It seems to me that very few who reviewed this movie has actually read any of the books. That's alright, it only means that you were less disappointed than me. I personally hold Jan Guiliou as my favorite writer, an because the Arn series was the first of his books i ever reed, it has been a standard i compare his work with. The book series is the most amazing books i've ever reed. The characters and plot really sticks out as interesting for someone who are more interested in history than the common man. This is why i had great expectations for the movie, and was overly filled with joy when i heard they were making it.I'm sure my review has hinted that i wasn't satisfied with what i saw, and this is correct. I'm not going to complain about the actors and locations, which in some choices wasn't remotely comparable to the books, what i however want to complain about is the extreme liberty the director has taken in changing so much of the original plot, that i couldn't recognize the original book i loved so much.First off, Who makes 2 movies out of 3 books ?, they couldn't possibly have thought that was a good idea. The first movie is "The road to Jerusalem" and 15 minutes of "The knights templar" i felt empty and disappointed when i left the movie theater that evening.Another thing is that the films are just a love story. Guiliou's original books was a story of life in Sweden during the middle ages, where the love story between Arn and Cecilia was the red thread that combined the books. In the movie this is the main plot, the secondary plot, and the rest of the story is left for scraps.My recommendation is that instead of watching the movie, you read the books. They are more entertaining, and you won't feel that you just wasted part of you're life.

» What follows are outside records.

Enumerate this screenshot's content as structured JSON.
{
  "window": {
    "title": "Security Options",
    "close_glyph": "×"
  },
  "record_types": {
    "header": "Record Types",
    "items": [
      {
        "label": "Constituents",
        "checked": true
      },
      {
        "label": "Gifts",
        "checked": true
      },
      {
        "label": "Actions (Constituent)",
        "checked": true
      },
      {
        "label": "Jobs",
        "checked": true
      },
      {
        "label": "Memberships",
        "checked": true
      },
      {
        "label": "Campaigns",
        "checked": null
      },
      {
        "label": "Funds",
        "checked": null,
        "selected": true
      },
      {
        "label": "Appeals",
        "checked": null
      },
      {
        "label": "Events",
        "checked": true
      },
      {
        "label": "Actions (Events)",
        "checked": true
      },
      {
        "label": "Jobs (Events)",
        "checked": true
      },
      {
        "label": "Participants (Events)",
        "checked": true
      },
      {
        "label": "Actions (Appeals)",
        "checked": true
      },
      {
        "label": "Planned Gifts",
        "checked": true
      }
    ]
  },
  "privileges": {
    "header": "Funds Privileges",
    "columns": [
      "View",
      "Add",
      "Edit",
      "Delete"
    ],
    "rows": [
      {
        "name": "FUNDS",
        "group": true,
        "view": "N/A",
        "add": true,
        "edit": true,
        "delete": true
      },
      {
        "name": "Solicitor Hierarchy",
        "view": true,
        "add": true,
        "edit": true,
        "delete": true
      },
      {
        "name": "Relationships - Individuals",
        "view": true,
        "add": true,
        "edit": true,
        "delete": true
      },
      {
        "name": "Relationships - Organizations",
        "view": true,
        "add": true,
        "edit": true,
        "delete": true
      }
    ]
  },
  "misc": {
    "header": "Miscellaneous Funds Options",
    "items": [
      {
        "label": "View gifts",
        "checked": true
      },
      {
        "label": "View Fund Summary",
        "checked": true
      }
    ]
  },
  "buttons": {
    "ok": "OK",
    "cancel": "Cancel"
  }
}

The film starts on a battlefield where Arn (Joakim Nätterqvist) is saving a group of Arabs, one of whom is Saladin (Milind Soman). At the same time Cecilia (Sofia Helin) is under control of a very mean nun (Bibi Andersson), and has a baby, which is, of course, taken from her.We soon switch to Arn's life in his younger days, as a monk being trained in knowledge and warrior skills. We then see the relationship between the two and how it is forbidden as they come from different clans. Both Cecilia and Arn are punished. She must remain in a nunnery, and he is sent off to fight.Before he has any chance of returning home, he must take part in the battle for Jerusalem with Saladin. After doing that, he is sent to the desert under a new master that doesn't like him.But, he survives only to fight again at home when the rival clan claims the throne.Nätterqvist and Helin both were extremely good. The battles were exciting, and the music was excellent.